Items and weapons can be dropped by fallen foes, each with their own stats to boost attack power and defence strength. And additional items can be equipped to improve your base attributes to make you an even more formidable force against the Corrupted evils of the Underworld.
But, if you?re not a numbers guy and don?t want to see all of these changes affect your classic Darksiders
experience, you have the option to turn it all off. Attack numbers will stop appearing, Death will be auto-equipped with the best gear available, and you can even set the game to automatically pick up loot dropped on the ground. Why you?d want to do that is anyone?s guess, but it?s nice to cater for everyone, I suppose.

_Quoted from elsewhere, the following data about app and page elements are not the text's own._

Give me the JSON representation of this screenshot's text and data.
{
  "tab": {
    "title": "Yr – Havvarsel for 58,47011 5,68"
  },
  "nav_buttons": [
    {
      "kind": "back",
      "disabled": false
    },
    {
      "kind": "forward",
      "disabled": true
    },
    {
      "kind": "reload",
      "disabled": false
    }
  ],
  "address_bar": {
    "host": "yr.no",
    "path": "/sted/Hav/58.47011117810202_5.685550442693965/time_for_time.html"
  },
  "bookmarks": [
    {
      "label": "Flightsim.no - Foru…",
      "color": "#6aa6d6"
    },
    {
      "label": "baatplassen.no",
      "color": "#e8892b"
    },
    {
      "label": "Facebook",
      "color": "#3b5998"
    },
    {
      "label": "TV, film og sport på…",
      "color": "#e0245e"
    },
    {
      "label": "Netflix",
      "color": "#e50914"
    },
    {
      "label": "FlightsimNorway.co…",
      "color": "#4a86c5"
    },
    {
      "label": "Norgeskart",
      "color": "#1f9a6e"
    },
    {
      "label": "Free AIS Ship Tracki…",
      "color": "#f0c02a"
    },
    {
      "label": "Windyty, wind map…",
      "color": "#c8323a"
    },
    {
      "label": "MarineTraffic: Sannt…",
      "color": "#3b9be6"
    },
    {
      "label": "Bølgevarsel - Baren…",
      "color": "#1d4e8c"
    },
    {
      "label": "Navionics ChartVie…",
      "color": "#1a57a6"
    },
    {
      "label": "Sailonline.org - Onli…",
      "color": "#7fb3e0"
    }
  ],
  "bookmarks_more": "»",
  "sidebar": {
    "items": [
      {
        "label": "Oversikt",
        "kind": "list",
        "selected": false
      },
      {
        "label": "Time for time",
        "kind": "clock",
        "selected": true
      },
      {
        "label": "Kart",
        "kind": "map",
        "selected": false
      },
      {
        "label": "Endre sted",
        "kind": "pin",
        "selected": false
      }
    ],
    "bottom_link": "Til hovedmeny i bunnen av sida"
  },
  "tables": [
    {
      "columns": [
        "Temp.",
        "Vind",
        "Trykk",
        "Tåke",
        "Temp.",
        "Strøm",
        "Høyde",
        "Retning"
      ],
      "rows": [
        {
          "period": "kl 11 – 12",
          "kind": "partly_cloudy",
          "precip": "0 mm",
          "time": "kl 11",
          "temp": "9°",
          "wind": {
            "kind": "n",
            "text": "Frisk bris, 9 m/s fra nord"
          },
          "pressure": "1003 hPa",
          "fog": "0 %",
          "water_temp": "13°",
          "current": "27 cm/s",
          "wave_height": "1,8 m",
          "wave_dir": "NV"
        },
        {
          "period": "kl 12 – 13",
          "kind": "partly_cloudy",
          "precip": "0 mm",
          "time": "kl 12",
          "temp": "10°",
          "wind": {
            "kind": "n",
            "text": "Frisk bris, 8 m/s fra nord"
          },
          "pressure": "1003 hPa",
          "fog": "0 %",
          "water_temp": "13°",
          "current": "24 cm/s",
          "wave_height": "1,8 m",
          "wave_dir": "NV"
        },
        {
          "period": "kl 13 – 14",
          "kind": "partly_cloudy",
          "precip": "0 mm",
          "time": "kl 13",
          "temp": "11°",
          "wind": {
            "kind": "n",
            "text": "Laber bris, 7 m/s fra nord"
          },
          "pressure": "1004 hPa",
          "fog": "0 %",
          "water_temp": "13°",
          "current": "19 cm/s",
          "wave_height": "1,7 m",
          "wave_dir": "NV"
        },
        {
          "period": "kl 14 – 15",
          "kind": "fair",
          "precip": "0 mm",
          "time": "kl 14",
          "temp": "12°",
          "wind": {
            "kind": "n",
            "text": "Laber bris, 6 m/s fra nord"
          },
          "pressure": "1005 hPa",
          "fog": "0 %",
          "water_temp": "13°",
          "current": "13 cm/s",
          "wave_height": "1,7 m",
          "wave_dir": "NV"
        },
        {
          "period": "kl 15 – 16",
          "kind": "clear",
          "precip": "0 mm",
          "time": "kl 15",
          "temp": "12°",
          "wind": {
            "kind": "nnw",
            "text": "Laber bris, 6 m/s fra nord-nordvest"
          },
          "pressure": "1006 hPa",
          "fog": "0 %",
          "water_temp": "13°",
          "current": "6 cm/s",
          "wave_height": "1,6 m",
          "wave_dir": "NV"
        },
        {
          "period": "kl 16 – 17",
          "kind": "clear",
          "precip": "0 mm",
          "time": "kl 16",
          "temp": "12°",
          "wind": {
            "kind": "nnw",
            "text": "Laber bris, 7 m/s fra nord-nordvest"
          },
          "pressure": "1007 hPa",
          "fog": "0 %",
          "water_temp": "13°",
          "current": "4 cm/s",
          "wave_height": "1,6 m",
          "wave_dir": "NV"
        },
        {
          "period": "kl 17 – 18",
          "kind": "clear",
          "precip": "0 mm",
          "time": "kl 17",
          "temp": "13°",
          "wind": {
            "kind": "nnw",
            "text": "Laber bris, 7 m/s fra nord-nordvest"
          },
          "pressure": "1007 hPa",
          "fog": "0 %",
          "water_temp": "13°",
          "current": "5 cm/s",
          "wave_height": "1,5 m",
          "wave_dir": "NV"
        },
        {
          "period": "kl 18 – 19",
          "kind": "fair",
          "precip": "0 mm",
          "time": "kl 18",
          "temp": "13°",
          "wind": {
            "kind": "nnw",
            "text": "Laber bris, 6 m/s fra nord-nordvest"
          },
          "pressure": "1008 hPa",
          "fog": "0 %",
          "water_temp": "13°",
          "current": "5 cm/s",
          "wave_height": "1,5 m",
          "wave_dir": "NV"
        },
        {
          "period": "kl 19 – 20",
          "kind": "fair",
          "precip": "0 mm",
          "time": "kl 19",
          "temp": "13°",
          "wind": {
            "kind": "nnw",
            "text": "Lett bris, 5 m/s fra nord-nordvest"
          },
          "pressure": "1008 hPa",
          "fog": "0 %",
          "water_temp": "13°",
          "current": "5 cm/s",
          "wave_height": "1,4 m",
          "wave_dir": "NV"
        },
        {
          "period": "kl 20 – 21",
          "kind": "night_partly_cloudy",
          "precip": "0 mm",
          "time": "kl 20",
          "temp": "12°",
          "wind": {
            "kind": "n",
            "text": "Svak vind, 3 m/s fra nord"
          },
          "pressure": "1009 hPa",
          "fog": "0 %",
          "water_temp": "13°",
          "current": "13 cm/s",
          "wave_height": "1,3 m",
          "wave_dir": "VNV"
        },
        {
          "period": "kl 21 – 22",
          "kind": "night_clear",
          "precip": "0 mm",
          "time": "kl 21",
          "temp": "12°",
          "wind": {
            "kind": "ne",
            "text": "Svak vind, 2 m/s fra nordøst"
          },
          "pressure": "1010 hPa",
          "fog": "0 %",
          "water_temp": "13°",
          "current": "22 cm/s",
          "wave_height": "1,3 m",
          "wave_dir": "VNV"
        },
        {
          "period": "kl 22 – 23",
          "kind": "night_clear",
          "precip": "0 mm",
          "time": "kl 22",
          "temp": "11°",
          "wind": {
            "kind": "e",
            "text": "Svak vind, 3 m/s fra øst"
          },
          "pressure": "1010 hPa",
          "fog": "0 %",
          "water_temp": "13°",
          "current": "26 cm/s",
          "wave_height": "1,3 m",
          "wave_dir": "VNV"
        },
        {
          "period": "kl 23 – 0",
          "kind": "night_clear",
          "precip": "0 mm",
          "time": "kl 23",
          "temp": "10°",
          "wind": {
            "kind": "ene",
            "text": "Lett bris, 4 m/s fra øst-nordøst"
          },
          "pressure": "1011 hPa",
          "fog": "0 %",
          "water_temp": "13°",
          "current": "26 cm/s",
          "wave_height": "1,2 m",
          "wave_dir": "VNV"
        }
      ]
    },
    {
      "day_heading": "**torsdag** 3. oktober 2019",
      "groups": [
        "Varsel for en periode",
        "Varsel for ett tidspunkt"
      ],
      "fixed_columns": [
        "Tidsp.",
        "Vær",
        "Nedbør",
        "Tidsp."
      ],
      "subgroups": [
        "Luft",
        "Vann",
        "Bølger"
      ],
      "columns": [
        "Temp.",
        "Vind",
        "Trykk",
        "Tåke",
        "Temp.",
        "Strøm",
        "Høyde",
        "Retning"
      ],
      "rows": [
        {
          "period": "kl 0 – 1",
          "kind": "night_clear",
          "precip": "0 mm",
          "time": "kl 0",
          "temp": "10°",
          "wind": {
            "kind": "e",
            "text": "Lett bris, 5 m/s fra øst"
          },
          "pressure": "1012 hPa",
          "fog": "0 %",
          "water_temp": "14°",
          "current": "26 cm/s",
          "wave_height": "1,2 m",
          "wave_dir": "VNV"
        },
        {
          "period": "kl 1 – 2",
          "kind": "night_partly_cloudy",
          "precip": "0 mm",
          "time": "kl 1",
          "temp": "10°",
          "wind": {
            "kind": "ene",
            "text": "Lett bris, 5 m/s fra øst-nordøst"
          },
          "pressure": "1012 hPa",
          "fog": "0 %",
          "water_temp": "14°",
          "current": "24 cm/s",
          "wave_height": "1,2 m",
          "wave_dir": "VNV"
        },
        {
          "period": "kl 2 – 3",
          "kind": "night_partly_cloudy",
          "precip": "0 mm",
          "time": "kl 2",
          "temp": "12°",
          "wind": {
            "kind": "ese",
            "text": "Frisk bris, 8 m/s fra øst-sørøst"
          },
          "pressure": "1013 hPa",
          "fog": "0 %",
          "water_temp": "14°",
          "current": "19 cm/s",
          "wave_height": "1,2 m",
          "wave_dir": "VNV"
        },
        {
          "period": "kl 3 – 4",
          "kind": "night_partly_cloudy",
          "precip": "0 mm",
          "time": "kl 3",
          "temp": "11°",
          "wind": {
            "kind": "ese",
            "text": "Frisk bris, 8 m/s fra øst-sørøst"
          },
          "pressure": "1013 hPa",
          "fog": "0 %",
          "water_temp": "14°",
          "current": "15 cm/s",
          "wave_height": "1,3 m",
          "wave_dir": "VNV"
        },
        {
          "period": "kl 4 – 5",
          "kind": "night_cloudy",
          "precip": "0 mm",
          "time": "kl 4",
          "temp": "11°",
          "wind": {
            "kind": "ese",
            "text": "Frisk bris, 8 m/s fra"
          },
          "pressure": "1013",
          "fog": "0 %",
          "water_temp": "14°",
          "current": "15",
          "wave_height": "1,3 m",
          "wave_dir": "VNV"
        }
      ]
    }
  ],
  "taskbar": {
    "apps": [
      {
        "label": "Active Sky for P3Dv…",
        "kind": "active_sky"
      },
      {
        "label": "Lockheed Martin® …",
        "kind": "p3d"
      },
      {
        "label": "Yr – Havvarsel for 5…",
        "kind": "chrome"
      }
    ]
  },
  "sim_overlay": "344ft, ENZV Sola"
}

Along with a vast number of primary and secondary weapons to choose from, Darksiders II
includes a variety of so-called Possessed Weapons. This is where things get interesting - Possessed Weapons can be upgraded by sacrificing other items in your inventory. Their sacrifice helps build up a progress bar, and when it is completely filled up the Possessed Weapon levels up.
Along with a number of improved base stats, levelling up a Possess Weapon also gives you the opportunity to select one of a number of stat enhancements that will further aid Death in his journey. Defence, Critical Damage, Arcane and Piercing Damage are some of the options on offer when considering an upgrade.
Business isn?t what it used to be. Death will have to barter with more than just Vulgrim in order to get an advantage of his enemies. In fact, although Vulgrim makes a charismatic return in Darksiders II
, he acts as nothing more than a Lucky Dip merchant - offering mystery item boxes in exchange for vast sums of gold coins.
While these items can be quite useful, it will be with the Underworld?s giant blacksmith race, the Makers (of which Ulthane from the original Darksiders
is one), where you can truly get a head start in becoming a real monster-slaying machine. They all reside in the world map?s safe haven, Tri-Stone.
Thane is proficient in most weapons, and will offer to teach you different moves to use in battle. These largely focus on Death?s Scythes, and allow you to pull off loads of flashy moves by tilting the left stick and whacking buttons. Alya spends a lot of time giving you quests, but she can also forge a number of powerful new primary weapons too. Finally, the Shaman of Tri-Stone can be used to sell and create different Talismans which can bolster Death?s stats.
Perhaps the most interesting thing to interact with in Tri-Stone is the Serpent Tome - a book that contains all kinds of messages that you might receive in-game from the NPCs that roam the Underworld. If you do a good job in a dungeon, you may get a message from Vulgrim with a special item attached, for example.
This will no doubt be used to communicate pre-order bonus items to players - and there?s an Online Inbox available too, which means that any items you have upgraded can also be sent directly to your friends. Nice.
Darksiders II is heading for release on Xbox 360, PlayStation 3 and PC in August.